Death and legacy Berkeley had personally supervised the tuition of his children in Cloyne. Henry had gone to France due to ill health. His son George went to Christ Church, Oxford, in 1752 and instantly began to spend large sums of money. Berkeley travelled to Oxford to supervise his son's education, taking a house in Holywell St. There his own ill health intensified (he had long complained of an ulcer on his kidney), and he died on 14 January 1753. George subsequently pursued a career in the Church of England, becoming a canon of Canterbury. Berkeley was buried in Christ Church cathedral, Oxford, where a large monument in the nave commemorates him, appropriately enough close to a plaque commemorating John Locke, who is buried nearby. Contemporary portraits of Berkeley are in TCD; Yale; the National Portrait Gallery, London; and the NGI.

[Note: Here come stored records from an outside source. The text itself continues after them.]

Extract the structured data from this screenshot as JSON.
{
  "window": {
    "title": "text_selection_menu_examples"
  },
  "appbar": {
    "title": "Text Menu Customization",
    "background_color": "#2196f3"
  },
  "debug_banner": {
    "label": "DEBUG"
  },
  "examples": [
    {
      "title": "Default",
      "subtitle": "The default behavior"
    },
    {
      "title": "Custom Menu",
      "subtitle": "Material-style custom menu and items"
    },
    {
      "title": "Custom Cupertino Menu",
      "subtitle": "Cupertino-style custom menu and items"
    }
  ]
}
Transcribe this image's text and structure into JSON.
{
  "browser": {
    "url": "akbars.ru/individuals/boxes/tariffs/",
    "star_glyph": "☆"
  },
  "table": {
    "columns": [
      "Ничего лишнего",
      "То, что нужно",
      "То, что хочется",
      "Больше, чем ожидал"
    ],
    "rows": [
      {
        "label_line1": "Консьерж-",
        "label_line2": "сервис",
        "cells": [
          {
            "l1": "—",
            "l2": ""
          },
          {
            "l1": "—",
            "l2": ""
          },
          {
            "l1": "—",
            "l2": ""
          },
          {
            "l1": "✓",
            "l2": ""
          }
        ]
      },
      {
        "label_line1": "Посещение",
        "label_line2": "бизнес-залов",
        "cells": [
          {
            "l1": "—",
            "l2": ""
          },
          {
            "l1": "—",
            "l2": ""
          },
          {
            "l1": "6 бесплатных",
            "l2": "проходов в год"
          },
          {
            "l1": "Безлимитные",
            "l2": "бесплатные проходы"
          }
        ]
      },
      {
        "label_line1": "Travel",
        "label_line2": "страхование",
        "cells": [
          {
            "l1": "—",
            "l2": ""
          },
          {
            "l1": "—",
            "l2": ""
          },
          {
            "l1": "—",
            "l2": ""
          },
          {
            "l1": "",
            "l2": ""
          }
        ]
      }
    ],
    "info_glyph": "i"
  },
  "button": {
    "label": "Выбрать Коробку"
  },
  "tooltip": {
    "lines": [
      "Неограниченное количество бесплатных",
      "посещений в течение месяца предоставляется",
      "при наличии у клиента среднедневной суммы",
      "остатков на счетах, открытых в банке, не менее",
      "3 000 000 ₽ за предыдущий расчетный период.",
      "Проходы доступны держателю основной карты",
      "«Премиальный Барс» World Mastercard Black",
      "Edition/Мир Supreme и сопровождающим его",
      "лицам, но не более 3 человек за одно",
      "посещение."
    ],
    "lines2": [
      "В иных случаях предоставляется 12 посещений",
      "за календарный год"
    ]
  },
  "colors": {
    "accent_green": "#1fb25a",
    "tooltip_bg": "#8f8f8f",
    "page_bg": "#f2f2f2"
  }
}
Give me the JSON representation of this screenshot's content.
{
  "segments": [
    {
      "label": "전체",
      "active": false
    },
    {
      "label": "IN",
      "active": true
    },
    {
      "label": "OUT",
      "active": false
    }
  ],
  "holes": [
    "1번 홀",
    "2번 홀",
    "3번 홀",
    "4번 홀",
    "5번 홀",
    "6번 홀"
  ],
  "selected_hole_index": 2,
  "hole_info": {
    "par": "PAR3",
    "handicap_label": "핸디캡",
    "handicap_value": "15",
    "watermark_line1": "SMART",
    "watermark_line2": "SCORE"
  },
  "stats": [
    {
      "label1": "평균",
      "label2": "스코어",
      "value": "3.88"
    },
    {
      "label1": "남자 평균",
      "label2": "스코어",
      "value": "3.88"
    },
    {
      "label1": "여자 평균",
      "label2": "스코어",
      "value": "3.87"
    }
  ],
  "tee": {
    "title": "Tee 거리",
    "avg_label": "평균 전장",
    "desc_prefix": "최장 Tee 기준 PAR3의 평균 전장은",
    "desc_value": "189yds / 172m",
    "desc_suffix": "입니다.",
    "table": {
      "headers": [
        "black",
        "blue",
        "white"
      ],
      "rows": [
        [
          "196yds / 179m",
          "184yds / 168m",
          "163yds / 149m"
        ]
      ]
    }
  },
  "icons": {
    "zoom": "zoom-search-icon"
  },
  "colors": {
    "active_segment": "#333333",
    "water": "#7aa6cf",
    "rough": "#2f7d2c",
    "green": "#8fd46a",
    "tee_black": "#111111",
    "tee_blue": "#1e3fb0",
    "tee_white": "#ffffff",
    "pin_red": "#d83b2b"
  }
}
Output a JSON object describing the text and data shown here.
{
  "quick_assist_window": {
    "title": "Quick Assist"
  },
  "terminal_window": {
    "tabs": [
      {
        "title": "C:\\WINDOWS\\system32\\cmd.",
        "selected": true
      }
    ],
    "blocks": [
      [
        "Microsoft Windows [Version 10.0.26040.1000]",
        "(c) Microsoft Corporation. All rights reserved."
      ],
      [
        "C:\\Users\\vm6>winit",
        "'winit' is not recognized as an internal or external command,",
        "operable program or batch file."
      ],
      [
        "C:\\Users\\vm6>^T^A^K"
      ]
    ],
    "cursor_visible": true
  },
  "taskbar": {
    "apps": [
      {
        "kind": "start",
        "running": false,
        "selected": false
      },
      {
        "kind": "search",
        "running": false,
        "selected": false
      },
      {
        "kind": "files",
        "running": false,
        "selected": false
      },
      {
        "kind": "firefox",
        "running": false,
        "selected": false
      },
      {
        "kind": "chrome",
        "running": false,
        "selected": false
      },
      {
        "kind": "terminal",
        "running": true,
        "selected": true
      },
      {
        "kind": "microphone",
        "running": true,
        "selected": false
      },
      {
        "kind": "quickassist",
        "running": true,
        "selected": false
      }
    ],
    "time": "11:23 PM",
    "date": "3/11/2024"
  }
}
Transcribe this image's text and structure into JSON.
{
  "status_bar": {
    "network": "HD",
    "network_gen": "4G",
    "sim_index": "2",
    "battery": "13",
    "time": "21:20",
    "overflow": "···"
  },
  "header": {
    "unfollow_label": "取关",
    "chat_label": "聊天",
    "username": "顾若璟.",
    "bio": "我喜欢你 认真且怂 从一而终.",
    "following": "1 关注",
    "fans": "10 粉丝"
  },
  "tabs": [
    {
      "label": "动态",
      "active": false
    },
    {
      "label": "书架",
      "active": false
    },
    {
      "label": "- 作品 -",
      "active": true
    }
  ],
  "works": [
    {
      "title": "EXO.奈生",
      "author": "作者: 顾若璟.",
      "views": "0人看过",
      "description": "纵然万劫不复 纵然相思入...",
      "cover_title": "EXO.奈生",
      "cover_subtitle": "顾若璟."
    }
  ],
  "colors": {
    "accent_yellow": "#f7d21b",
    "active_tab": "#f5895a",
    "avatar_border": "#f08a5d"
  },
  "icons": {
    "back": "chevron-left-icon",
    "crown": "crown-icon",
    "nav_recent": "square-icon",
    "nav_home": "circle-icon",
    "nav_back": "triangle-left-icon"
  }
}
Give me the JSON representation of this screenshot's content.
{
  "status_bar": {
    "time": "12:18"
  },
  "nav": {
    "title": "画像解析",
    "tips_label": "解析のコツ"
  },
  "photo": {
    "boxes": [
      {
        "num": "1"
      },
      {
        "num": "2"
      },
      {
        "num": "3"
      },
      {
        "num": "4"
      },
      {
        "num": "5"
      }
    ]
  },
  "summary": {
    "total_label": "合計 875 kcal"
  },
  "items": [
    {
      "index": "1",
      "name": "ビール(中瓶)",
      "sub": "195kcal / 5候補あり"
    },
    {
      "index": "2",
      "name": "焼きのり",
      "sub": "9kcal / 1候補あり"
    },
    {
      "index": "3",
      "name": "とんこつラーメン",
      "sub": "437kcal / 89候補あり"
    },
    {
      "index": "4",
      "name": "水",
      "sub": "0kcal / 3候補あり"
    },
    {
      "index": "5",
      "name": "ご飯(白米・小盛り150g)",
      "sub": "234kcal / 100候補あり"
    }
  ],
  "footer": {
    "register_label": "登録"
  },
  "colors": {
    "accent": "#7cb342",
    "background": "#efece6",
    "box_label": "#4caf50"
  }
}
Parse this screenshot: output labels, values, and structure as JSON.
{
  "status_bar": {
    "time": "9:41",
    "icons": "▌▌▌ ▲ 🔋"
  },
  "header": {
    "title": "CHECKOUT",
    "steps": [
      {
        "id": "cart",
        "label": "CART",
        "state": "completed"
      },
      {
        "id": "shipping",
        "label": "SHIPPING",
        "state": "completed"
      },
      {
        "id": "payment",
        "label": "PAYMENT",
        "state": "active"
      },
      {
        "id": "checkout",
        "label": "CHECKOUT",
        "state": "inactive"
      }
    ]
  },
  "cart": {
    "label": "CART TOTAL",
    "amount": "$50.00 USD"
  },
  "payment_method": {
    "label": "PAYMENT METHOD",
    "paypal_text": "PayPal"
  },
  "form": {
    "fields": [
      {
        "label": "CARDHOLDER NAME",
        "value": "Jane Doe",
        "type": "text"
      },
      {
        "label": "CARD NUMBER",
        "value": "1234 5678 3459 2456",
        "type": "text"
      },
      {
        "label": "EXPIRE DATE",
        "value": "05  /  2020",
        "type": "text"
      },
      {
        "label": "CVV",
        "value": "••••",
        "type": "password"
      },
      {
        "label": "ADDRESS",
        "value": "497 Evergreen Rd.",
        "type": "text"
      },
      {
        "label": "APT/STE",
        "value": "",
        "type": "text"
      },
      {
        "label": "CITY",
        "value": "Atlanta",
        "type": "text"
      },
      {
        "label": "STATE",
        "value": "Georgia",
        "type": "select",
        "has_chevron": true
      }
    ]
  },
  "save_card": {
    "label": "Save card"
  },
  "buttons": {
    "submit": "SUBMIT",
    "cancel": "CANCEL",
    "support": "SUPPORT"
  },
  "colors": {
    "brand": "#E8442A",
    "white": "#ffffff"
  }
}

Berkeley is unarguably Ireland's greatest philosopher, and his work is part of every standard undergraduate philosophy curriculum. It directly influenced Hume, Kant, and the positivists, and indirectly many more. However, his contribution to theology, mathematics, economics, and education has also been great. His ideas on national identity and self-sufficiency struck a chord with those otherwise so widely separated as W. B. Yeats (qv) and Éamon de Valera (qv). A less tangible but no less real aspect of the man is the respect and love he generated among those who knew him. Pope ascribed to him ‘ev'ry virtue under heav'n’ in a famous quatrain. Swift, Johnson, Percival, Prior and many others showed their regard for him in their letters. His widow Anne wrote a fine account of his character to their son George after the bishop's death. Perhaps the best summing up of Berkeley's life and thought is in the words of the great Berkeley scholar A. A. Luce (qv), who remarked that one initially thinks on reading him that Berkeley is building a house, but subsequently discovers that he has built a church.